Years ago, when raising my children, we had a really large garden, and were blessed with an over-abundance of vegetables. I canned a lot, and froze a lot. Freezing is easier and quicker, and in my opinion, more of the original flavor is retained. If you have a freezer and a garden, or even if you just want to keep a few things, you may want to try freezing.
To blanch or not to blanch I did it both ways and since I saw very little difference, I don't blanch, except for tomatoes. Blanching is putting your vegetables in boiling water, bringing them back to a boil, and removing them to cold water.
Green Beans If you like to cook your green beans whole, then just remove the ends before freezing. Otherwise, break the beans into bite-size pieces. Wash and dry and put in bags or containers.
Corn on the cob Wash and remove silks and dry as much as possible. Place whole in gallon bags.
Corn off the cob For a creamed corn, using a sharp knife carefully, skim over the top of the kernels just enough to break them open. Hold the corn up touching the bottom of the pan and scrape with your knife down the cob. I have a really good recipe for cooking creamed corn that everyone loves, but I'll save that for another time. For whole kernel corn Scrape the corn off as close to the cob as possible without scraping the cob.
Zucchini Wash the zucchini well and dry.
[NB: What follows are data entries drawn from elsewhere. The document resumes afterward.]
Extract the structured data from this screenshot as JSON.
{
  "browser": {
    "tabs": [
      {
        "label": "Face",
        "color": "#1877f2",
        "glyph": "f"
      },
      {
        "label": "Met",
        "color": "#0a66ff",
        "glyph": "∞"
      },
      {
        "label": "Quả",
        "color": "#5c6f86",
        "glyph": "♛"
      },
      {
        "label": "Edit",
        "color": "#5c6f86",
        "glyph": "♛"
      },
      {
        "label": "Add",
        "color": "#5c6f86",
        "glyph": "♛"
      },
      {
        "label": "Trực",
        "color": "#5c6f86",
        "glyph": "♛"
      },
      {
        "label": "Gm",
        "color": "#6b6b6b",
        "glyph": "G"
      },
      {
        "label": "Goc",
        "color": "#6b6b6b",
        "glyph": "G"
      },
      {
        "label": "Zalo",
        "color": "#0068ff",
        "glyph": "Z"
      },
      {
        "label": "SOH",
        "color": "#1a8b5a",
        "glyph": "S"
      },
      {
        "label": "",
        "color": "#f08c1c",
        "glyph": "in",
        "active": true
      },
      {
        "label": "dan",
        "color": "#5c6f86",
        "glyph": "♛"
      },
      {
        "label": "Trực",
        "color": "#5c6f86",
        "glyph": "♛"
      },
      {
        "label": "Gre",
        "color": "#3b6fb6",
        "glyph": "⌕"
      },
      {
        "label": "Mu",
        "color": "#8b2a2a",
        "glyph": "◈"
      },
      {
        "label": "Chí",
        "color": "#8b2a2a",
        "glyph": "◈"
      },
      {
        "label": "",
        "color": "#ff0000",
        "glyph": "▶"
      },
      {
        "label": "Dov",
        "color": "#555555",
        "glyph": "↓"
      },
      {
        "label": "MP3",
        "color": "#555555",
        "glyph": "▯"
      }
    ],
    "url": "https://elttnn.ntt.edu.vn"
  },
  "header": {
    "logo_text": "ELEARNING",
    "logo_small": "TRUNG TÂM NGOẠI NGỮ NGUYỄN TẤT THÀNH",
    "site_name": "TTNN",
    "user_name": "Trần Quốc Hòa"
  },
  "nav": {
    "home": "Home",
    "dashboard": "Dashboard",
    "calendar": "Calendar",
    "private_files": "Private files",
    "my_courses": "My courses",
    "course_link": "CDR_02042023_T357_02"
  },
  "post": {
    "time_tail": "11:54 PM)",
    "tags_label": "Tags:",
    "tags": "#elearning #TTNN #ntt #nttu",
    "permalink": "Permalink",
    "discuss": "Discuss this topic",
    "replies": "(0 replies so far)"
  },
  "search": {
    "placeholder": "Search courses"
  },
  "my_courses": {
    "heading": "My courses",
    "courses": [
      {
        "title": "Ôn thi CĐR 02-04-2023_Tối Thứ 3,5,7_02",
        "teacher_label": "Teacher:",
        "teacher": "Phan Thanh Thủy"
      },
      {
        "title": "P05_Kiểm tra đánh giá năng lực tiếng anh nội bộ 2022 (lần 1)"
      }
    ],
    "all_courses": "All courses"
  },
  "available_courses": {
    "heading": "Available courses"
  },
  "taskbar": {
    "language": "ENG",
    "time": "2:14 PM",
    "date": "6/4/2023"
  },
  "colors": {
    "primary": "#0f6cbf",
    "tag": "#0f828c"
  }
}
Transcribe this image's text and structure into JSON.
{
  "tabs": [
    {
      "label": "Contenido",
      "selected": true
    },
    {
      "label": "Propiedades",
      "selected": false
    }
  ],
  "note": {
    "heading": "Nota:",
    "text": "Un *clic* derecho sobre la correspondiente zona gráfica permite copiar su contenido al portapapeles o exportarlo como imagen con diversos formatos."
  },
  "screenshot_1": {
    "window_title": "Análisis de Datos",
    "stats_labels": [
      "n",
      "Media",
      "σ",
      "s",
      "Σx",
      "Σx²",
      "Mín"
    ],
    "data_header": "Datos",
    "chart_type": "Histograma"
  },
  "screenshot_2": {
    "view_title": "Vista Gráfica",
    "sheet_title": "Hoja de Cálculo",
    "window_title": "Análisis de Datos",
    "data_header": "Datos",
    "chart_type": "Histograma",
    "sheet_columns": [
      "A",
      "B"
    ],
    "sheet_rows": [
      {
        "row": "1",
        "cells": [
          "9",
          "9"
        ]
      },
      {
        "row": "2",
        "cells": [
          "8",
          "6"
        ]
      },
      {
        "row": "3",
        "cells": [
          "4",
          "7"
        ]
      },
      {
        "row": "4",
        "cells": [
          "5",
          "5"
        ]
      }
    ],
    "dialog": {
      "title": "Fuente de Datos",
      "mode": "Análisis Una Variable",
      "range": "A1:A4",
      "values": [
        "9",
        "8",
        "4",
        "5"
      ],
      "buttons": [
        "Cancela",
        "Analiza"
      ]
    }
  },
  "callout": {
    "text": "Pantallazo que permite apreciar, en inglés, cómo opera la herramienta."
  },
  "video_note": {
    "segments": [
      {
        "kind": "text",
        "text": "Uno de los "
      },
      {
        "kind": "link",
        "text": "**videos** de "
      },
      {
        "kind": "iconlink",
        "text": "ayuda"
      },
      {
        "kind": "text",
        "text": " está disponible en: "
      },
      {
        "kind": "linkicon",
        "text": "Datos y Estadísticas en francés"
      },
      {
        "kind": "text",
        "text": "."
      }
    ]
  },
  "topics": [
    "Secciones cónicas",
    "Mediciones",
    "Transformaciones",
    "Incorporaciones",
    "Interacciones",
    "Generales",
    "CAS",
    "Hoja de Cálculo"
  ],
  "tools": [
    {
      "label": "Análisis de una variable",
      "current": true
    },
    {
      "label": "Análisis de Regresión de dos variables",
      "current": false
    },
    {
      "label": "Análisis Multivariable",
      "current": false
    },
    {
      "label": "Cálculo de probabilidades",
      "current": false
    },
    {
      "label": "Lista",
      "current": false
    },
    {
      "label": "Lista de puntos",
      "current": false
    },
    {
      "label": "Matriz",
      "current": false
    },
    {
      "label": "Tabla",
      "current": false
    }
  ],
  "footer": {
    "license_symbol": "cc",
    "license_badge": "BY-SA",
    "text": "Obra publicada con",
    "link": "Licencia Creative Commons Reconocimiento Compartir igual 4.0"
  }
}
Using a grater, grate into julienne strips, and place enough for a recipe for zucchini bread to make later. Slice zucchini to put in stir fries and soups; place in quart bags.
Green Peppers and Onions Wash and dry and chop or dice and place in bags. Cabbage Grate the cabbage for use later in a creamed cabbage recipe, or in soups and stews. Tomatoes Dip tomatoes in boiling water to aid in removing the skin. Place in bags and freeze. Make cabbage rolls with your cabbage and freeze.